Change the Opacity of Colors in Web Design
For years, web designers have been using transparency in websites by saving images in either the PNG or GIF format and making one color transparent. Although this method isn’t ideal, it has worked as a way to make images seemingly float on a page and to layer one image over another by placing an image in a page over a background image.
Thanks to CSS 3, you can now create transparent backgrounds and even specify different levels of opacity to create more subtle design effects for pages displayed on iPhone and iPad. You can use the opacity property with RGBa colors to create sophisticated transparency features in your designs, such as the transparent drop-down navigation list shown in this figure.

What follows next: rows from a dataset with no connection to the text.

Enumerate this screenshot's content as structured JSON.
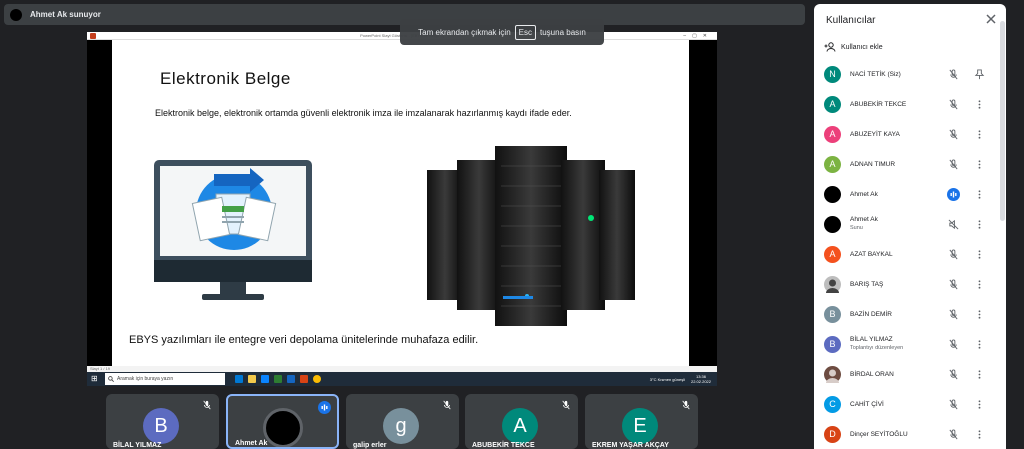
{
  "presenter_bar": {
    "text": "Ahmet Ak sunuyor"
  },
  "esc_toast": {
    "before": "Tam ekrandan çıkmak için",
    "key": "Esc",
    "after": "tuşuna basın"
  },
  "shared_screen": {
    "window_title": "PowerPoint Slayt Gösterisi - [EBYS ve Belge...]",
    "slide_title": "Elektronik Belge",
    "slide_subtitle": "Elektronik belge, elektronik ortamda güvenli elektronik imza ile imzalanarak hazırlanmış kaydı ifade eder.",
    "slide_footer": "EBYS yazılımları ile entegre veri depolama ünitelerinde muhafaza edilir.",
    "status_text": "Slayt 1 / 19",
    "taskbar": {
      "search_placeholder": "Aramak için buraya yazın",
      "weather": "3°C Kısmen güneşli",
      "time": "13:36",
      "date": "22.02.2022"
    }
  },
  "tiles": [
    {
      "name": "BİLAL YILMAZ",
      "initial": "B",
      "color": "#5c6bc0"
    },
    {
      "name": "Ahmet Ak",
      "initial": "",
      "color": "#000000"
    },
    {
      "name": "galip erler",
      "initial": "g",
      "color": "#78909c"
    },
    {
      "name": "ABUBEKİR TEKCE",
      "initial": "A",
      "color": "#00897b"
    },
    {
      "name": "EKREM YAŞAR AKÇAY",
      "initial": "E",
      "color": "#00897b"
    }
  ],
  "panel": {
    "title": "Kullanıcılar",
    "add_user_label": "Kullanıcı ekle",
    "participants": [
      {
        "name": "NACİ TETİK (Siz)",
        "initial": "N",
        "color": "#00897b"
      },
      {
        "name": "ABUBEKİR TEKCE",
        "initial": "A",
        "color": "#00897b"
      },
      {
        "name": "ABUZEYİT KAYA",
        "initial": "A",
        "color": "#ec407a"
      },
      {
        "name": "ADNAN TIMUR",
        "initial": "A",
        "color": "#7cb342"
      },
      {
        "name": "Ahmet Ak",
        "initial": "",
        "color": "#000000"
      },
      {
        "name": "Ahmet Ak",
        "sub": "Sunu",
        "initial": "",
        "color": "#000000"
      },
      {
        "name": "AZAT BAYKAL",
        "initial": "A",
        "color": "#f4511e"
      },
      {
        "name": "BARIŞ TAŞ",
        "initial": "",
        "color": "#9e9e9e"
      },
      {
        "name": "BAZİN DEMİR",
        "initial": "B",
        "color": "#78909c"
      },
      {
        "name": "BİLAL YILMAZ",
        "sub": "Toplantıyı düzenleyen",
        "initial": "B",
        "color": "#5c6bc0"
      },
      {
        "name": "BİRDAL ORAN",
        "initial": "",
        "color": "#6d4c41"
      },
      {
        "name": "CAHİT ÇİVİ",
        "initial": "C",
        "color": "#039be5"
      },
      {
        "name": "Dinçer SEYİTOĞLU",
        "initial": "D",
        "color": "#d84315"
      }
    ]
  }
}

Changing the opacity of the background behind the drop-down list lets the image behind it show through and creates a more subtle design effect.
In the example shown, the background of the menu was made a transparent gray rather than the solid gray used in the same design shown in this figure.
The opacity settings in CSS 3 provide a great deal of flexibility with the option to use an RGBa color and to specify the amount of transparency.